» **What the task asks**:
Every line below that includes the word "body" needs to be copied.

» **Supplied records**:
= Beginning of Section =
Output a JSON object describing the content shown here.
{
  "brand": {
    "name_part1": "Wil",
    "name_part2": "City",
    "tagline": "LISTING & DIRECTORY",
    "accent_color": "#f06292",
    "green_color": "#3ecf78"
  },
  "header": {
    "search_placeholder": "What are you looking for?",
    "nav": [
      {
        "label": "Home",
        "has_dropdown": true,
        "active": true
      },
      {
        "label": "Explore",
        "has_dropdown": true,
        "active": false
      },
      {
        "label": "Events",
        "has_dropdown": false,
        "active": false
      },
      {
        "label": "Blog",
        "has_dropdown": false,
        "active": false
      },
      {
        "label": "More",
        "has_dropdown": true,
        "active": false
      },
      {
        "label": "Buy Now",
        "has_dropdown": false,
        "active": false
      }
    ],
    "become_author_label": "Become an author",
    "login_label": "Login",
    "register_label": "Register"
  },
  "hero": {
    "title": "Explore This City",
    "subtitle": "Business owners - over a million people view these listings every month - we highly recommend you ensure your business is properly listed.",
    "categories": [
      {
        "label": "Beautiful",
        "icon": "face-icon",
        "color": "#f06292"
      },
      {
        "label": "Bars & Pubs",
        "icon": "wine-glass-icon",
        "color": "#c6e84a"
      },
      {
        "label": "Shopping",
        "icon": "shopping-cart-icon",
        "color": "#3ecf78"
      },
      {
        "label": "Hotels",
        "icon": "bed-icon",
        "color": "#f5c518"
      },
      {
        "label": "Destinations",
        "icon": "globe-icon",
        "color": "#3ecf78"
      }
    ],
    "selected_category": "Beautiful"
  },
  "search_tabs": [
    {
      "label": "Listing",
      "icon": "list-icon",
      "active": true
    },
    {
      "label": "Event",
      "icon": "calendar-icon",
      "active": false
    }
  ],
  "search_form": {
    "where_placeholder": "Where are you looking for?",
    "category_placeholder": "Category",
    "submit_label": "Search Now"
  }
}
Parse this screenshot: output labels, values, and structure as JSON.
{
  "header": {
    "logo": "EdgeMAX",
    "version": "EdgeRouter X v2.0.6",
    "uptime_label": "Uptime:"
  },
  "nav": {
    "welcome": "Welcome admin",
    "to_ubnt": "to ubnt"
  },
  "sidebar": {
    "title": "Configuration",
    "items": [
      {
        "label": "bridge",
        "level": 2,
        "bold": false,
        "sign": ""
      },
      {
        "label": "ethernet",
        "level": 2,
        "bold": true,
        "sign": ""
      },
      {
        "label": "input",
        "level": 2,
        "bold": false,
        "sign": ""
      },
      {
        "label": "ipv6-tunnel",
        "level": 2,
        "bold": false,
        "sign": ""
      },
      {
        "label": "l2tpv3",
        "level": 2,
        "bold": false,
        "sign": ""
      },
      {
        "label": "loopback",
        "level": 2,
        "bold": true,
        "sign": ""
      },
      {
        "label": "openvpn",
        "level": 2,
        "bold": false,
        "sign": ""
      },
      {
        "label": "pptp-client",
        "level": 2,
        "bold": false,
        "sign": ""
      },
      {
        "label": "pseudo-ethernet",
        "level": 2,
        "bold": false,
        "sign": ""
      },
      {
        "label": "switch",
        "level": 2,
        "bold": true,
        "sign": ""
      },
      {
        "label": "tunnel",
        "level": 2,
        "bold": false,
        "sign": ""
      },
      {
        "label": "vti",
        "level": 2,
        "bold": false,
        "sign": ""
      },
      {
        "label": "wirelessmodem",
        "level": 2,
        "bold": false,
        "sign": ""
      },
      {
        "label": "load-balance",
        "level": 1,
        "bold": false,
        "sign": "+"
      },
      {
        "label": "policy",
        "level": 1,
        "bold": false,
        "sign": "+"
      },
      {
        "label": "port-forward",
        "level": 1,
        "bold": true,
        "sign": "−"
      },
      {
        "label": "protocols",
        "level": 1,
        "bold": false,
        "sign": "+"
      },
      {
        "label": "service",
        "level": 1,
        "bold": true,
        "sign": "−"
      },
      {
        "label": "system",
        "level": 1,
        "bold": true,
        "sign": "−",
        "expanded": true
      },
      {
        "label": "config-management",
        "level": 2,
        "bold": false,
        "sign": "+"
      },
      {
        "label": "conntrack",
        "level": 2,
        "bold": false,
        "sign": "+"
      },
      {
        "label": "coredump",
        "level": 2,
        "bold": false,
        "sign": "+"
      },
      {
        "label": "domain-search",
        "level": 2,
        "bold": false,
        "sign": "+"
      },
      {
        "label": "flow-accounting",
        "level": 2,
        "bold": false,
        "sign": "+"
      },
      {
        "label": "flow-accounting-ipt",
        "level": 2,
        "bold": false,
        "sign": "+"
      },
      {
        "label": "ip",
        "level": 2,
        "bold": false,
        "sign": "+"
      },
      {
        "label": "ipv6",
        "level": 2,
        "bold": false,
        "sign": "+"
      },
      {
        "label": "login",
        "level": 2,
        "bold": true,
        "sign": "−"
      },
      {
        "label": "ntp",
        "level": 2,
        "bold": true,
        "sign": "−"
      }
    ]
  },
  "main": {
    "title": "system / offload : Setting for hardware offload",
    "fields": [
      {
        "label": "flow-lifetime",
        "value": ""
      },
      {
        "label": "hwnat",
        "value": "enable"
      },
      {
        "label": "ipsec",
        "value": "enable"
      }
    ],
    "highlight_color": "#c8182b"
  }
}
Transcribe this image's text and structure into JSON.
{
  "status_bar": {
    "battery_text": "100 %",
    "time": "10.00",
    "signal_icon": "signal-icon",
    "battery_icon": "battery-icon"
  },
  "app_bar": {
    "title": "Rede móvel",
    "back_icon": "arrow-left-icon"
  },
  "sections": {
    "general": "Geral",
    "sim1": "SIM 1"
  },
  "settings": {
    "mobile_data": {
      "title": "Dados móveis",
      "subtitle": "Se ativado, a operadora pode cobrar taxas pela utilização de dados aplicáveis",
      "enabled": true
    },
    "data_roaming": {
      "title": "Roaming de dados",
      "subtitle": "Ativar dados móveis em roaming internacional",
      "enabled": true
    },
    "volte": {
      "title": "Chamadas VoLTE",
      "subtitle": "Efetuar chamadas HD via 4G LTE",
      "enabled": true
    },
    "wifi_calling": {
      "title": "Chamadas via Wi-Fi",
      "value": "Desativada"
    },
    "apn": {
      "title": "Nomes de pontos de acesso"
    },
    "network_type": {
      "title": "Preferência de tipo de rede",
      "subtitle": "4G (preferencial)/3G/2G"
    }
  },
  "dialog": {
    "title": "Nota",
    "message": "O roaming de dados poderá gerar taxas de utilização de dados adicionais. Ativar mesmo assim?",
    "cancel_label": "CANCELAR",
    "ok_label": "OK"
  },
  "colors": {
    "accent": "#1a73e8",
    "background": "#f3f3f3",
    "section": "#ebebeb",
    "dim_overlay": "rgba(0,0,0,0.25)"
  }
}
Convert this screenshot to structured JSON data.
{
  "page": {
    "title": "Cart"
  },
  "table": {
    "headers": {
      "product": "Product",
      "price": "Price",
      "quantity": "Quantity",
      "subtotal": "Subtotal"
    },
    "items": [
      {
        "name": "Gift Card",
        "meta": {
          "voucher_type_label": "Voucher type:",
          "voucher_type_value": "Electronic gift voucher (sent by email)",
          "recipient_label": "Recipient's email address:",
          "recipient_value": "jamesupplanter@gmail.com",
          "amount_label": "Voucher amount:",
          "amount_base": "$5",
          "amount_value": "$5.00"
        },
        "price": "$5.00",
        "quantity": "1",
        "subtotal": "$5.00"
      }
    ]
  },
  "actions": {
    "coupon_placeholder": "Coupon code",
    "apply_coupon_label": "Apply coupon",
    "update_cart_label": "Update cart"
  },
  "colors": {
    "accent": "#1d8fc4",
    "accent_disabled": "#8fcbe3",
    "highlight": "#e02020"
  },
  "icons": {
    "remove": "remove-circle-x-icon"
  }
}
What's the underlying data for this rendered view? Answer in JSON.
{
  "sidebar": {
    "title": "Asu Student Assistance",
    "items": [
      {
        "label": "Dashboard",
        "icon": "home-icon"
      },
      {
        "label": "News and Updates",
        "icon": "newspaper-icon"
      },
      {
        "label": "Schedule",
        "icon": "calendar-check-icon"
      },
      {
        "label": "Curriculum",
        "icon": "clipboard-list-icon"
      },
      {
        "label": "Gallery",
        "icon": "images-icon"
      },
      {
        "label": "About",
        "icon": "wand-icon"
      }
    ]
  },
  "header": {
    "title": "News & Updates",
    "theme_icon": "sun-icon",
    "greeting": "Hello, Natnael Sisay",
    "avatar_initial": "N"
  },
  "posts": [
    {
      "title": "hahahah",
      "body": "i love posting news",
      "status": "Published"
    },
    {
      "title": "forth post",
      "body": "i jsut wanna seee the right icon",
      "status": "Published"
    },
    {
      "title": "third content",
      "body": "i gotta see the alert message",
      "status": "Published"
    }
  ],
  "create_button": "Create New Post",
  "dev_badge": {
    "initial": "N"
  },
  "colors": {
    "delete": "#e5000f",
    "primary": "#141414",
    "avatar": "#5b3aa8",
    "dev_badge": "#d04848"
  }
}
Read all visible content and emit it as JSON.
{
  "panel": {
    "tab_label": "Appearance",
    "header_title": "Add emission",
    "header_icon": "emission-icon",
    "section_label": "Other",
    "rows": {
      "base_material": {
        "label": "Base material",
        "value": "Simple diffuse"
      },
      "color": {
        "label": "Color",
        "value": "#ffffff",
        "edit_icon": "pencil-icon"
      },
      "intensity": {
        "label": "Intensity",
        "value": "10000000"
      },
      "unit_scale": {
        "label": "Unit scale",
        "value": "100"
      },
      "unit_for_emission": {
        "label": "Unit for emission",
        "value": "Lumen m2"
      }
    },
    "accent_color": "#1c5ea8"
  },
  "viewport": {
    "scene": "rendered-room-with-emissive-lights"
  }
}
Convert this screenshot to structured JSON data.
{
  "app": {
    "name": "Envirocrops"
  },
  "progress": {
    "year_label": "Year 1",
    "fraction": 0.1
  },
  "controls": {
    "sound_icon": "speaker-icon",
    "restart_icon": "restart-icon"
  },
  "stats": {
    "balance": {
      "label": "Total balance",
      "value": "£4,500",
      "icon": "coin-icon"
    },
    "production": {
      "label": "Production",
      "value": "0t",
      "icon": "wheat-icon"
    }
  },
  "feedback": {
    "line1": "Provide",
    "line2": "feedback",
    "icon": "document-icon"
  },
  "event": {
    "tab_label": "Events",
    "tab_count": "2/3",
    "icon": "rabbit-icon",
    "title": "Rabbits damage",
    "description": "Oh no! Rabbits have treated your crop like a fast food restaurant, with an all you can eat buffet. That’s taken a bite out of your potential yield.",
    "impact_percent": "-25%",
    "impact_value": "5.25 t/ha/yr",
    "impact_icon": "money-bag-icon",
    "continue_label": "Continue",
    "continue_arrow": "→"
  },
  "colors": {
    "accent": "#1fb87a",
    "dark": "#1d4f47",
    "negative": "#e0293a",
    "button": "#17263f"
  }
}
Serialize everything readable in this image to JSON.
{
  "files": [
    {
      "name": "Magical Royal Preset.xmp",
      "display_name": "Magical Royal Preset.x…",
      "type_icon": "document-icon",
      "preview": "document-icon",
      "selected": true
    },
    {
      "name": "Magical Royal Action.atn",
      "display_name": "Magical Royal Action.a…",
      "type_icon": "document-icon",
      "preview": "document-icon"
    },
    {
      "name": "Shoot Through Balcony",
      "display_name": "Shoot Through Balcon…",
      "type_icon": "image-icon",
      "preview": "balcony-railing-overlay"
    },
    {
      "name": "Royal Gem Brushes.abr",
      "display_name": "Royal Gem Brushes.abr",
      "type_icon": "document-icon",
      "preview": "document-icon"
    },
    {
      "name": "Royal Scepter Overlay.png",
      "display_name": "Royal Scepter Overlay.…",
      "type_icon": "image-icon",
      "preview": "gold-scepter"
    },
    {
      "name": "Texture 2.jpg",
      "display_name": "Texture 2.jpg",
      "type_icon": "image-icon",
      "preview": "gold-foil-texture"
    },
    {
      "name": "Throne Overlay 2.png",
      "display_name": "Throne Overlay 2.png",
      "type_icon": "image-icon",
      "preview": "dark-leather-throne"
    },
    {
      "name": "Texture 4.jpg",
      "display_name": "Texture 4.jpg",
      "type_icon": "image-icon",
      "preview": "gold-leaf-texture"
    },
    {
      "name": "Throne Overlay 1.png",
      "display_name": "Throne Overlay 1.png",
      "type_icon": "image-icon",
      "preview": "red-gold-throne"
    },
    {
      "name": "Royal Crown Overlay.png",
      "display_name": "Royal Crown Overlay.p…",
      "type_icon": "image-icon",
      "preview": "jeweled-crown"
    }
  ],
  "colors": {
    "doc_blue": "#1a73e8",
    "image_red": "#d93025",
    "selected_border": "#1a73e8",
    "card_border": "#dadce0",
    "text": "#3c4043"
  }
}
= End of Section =
» **Task response**:
      "body": "i love posting news",
      "body": "i jsut wanna seee the right icon",
      "body": "i gotta see the alert message",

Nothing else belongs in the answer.